Repeat the data below word for word.

== Working data ==

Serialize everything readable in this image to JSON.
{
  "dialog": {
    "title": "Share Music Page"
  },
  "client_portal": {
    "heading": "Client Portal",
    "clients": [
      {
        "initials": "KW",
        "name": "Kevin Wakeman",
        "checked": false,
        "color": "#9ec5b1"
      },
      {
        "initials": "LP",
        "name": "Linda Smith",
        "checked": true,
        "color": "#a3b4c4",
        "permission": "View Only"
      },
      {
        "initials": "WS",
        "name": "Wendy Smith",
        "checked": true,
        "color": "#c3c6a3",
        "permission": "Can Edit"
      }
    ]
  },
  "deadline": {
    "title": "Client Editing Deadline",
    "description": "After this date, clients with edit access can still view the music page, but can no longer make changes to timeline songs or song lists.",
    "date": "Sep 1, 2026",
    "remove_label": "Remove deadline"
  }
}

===

**Solved problem**
Serialize everything readable in this image to JSON.
{
  "dialog": {
    "title": "Share Music Page"
  },
  "client_portal": {
    "heading": "Client Portal",
    "clients": [
      {
        "initials": "KW",
        "name": "Kevin Wakeman",
        "checked": false,
        "color": "#9ec5b1"
      },
      {
        "initials": "LP",
        "name": "Linda Smith",
        "checked": true,
        "color": "#a3b4c4",
        "permission": "View Only"
      },
      {
        "initials": "WS",
        "name": "Wendy Smith",
        "checked": true,
        "color": "#c3c6a3",
        "permission": "Can Edit"
      }
    ]
  },
  "deadline": {
    "title": "Client Editing Deadline",
    "description": "After this date, clients with edit access can still view the music page, but can no longer make changes to timeline songs or song lists.",
    "date": "Sep 1, 2026",
    "remove_label": "Remove deadline"
  }
}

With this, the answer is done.